Here is the schedule of the new workshops. You can register here.

Wednesday, 4 November

Wednesday, 9 December

12:00- 13:30 Designing synchronous learning activities
Tuesday, 10 November 13:00- 14:30 Teaching synchronous classes
Tuesday, 24 November 14:00- 15:30 Designing asynchronous learning activities
Wednesday, 2 December 12:00- 13:30 Teaching with asynchronous learning activities

In addition to the new workshops, Heather and Alexandra will still run two 60-minutes sessions of the Designing Connected Learning Lectures this year, on Wednesday, 18 November, 12:00 and Wednesday, 16 December, 12:00.

We look forward to welcoming you to the workshops and supporting you in designing and teaching your courses.

Lecturecast: what analytics should you use?

Samantha Ahern22 October 2020

There are two types of analytics available from within Lecturecast (Echo360), these are:

The course analytics will provide information about student use of the ALP tools, in addition to interactions with the inidividual media resources. The individual media analytics only provides analytics about the specific media item.

Which set of analytics you use, will depend on how you have added Lecturecast materials to your Moodle course.

If you have embedded recordings in your Moodle course using the Atto editor:

Atto editor toolbar highlighting Echo360 plugin

 

 

Then to obtain accurate viewing data for the recording you should use the Individual media analytics.

Please note that students will not have access to the addiitonal tools such as confusion flags and note taking if recordings are added in this way.

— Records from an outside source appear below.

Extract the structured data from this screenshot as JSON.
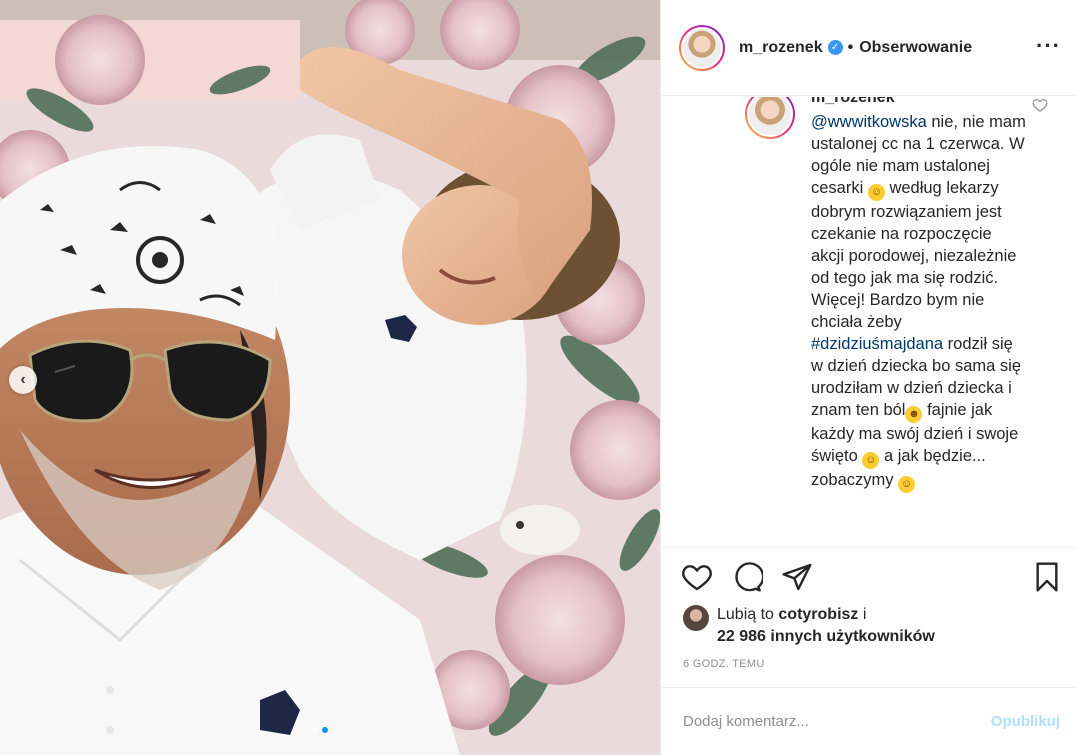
{
  "post": {
    "username": "m_rozenek",
    "follow_label": "Obserwowanie",
    "separator": "•",
    "more_icon": "more-options-icon",
    "verified_icon": "verified-badge-icon"
  },
  "comment": {
    "username": "m_rozenek",
    "mention": "@wwwitkowska",
    "text_1": " nie, nie mam ustalonej cc na 1 czerwca. W ogóle nie mam ustalonej cesarki ",
    "text_2": " według lekarzy dobrym rozwiązaniem jest czekanie na rozpoczęcie akcji porodowej, niezależnie od tego jak ma się rodzić. Więcej! Bardzo bym nie chciała żeby ",
    "hashtag": "#dzidziuśmajdana",
    "text_3": " rodził się w dzień dziecka bo sama się urodziłam w dzień dziecka i znam ten ból",
    "text_4": " fajnie jak każdy ma swój dzień i swoje święto ",
    "text_5": " a jak będzie... zobaczymy "
  },
  "actions": {
    "like_icon": "heart-icon",
    "comment_icon": "comment-icon",
    "share_icon": "share-icon",
    "save_icon": "bookmark-icon"
  },
  "likes": {
    "prefix": "Lubią to ",
    "first_user": "cotyrobisz",
    "joiner": " i",
    "count_text": "22 986 innych użytkowników"
  },
  "timestamp": "6 GODZ. TEMU",
  "add_comment": {
    "placeholder": "Dodaj komentarz...",
    "publish_label": "Opublikuj"
  },
  "carousel": {
    "prev_icon": "chevron-left-icon",
    "slides": 2,
    "active_slide": 2
  },
  "colors": {
    "accent": "#0095f6",
    "link": "#00376b",
    "verified": "#3897f0",
    "publish_disabled": "#b2dffc",
    "muted": "#8e8e8e"
  }
}
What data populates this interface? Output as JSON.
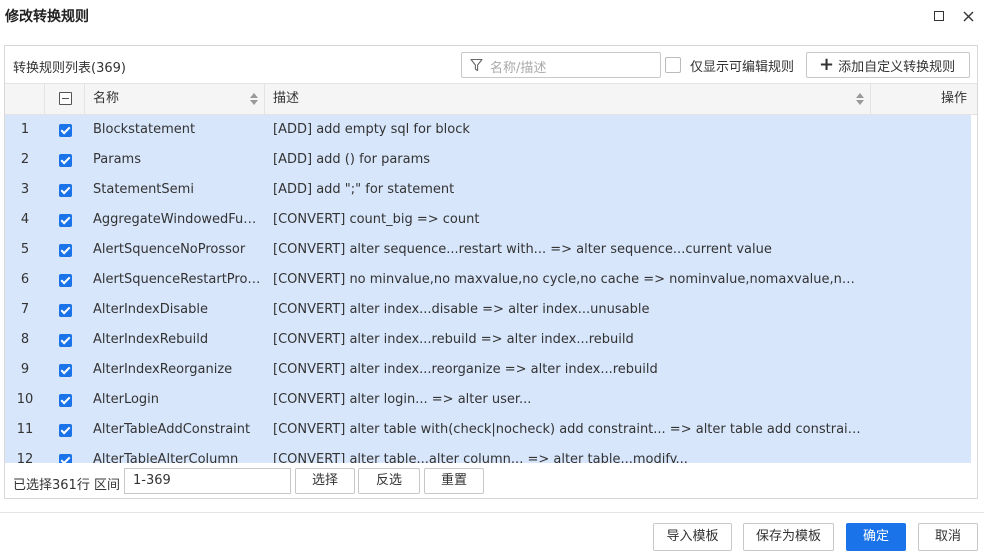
{
  "dialog": {
    "title": "修改转换规则"
  },
  "toolbar": {
    "list_title": "转换规则列表(369)",
    "search_placeholder": "名称/描述",
    "only_editable_label": "仅显示可编辑规则",
    "add_rule_label": "添加自定义转换规则"
  },
  "table": {
    "columns": {
      "name": "名称",
      "description": "描述",
      "operation": "操作"
    },
    "rows": [
      {
        "num": "1",
        "name": "Blockstatement",
        "desc": "[ADD] add empty sql for block",
        "checked": true
      },
      {
        "num": "2",
        "name": "Params",
        "desc": "[ADD] add () for params",
        "checked": true
      },
      {
        "num": "3",
        "name": "StatementSemi",
        "desc": "[ADD] add \";\" for statement",
        "checked": true
      },
      {
        "num": "4",
        "name": "AggregateWindowedFunc...",
        "desc": "[CONVERT] count_big => count",
        "checked": true
      },
      {
        "num": "5",
        "name": "AlertSquenceNoProssor",
        "desc": "[CONVERT] alter sequence...restart with... => alter sequence...current value",
        "checked": true
      },
      {
        "num": "6",
        "name": "AlertSquenceRestartPros...",
        "desc": "[CONVERT] no minvalue,no maxvalue,no cycle,no cache => nominvalue,nomaxvalue,nocycle,noca...",
        "checked": true
      },
      {
        "num": "7",
        "name": "AlterIndexDisable",
        "desc": "[CONVERT] alter index...disable => alter index...unusable",
        "checked": true
      },
      {
        "num": "8",
        "name": "AlterIndexRebuild",
        "desc": "[CONVERT] alter index...rebuild => alter index...rebuild",
        "checked": true
      },
      {
        "num": "9",
        "name": "AlterIndexReorganize",
        "desc": "[CONVERT] alter index...reorganize => alter index...rebuild",
        "checked": true
      },
      {
        "num": "10",
        "name": "AlterLogin",
        "desc": "[CONVERT] alter login... => alter user...",
        "checked": true
      },
      {
        "num": "11",
        "name": "AlterTableAddConstraint",
        "desc": "[CONVERT] alter table with(check|nocheck) add constraint... => alter table add constraint...validate|...",
        "checked": true
      },
      {
        "num": "12",
        "name": "AlterTableAlterColumn",
        "desc": "[CONVERT] alter table...alter column... => alter table...modify...",
        "checked": true
      }
    ]
  },
  "footer": {
    "selection_text": "已选择361行 区间",
    "range_value": "1-369",
    "select_label": "选择",
    "invert_label": "反选",
    "reset_label": "重置"
  },
  "actions": {
    "import_label": "导入模板",
    "save_template_label": "保存为模板",
    "ok_label": "确定",
    "cancel_label": "取消"
  },
  "colors": {
    "primary": "#1a73e8",
    "row_selected": "#d7e6fb",
    "header_bg": "#f5f5f5"
  }
}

Whereas, if you have linked to recordings ore presentations via the Lecturecast activity in Moodle, you would use the Course and student analytics.